**Provided data**
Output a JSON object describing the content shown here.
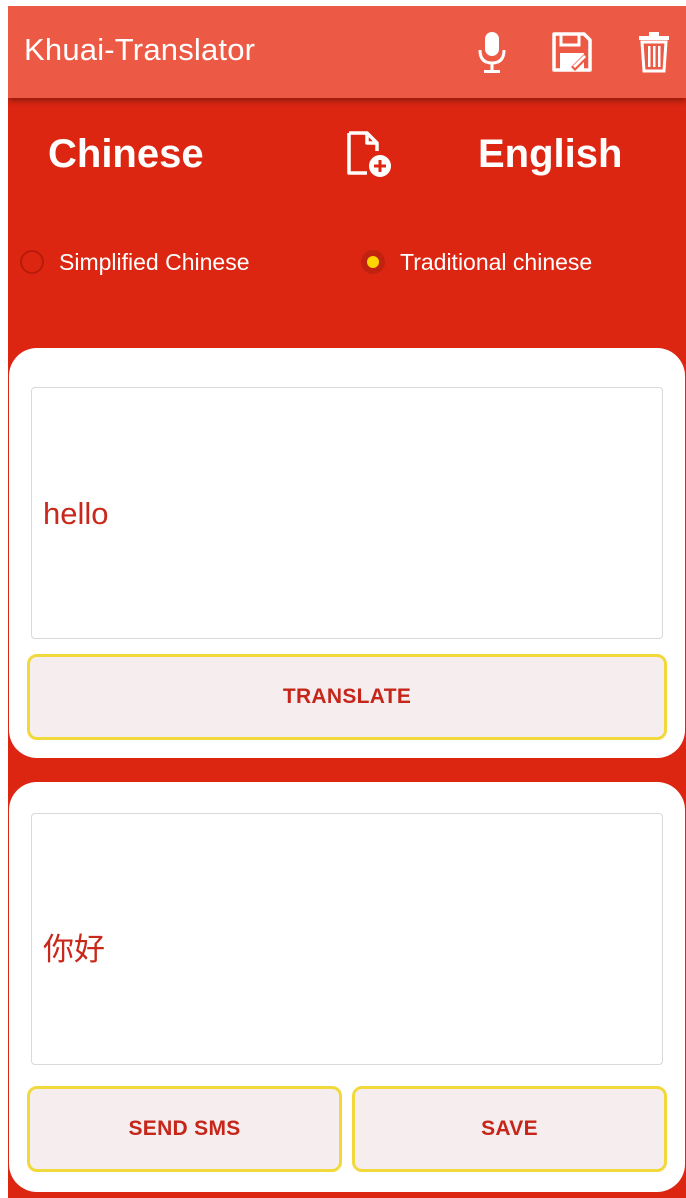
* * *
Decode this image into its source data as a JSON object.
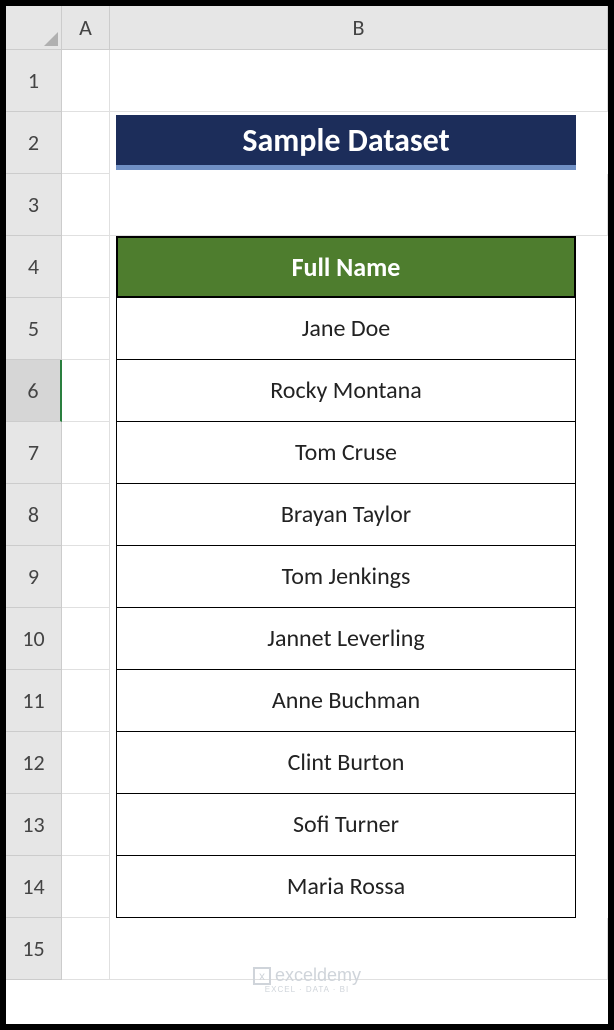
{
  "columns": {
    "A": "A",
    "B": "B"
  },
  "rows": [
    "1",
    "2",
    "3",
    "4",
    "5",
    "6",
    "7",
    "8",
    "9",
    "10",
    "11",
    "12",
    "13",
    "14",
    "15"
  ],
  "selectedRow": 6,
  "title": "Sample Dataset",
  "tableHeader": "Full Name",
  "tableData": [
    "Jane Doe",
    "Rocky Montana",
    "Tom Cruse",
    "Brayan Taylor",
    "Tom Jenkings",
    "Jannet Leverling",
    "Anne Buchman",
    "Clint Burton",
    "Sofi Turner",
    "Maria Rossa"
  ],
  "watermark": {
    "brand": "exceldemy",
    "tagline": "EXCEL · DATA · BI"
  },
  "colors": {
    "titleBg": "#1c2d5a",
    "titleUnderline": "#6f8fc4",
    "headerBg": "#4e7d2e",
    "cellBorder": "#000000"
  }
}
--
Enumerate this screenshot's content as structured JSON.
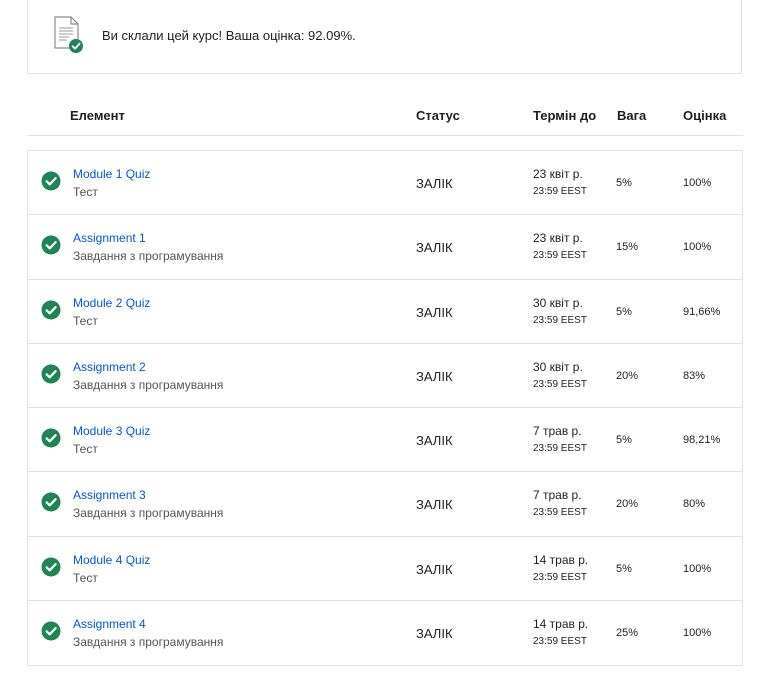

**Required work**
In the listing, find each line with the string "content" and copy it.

**Expected output**
Output a JSON object describing the content shown here.
Enumerate this screenshot's content as structured JSON.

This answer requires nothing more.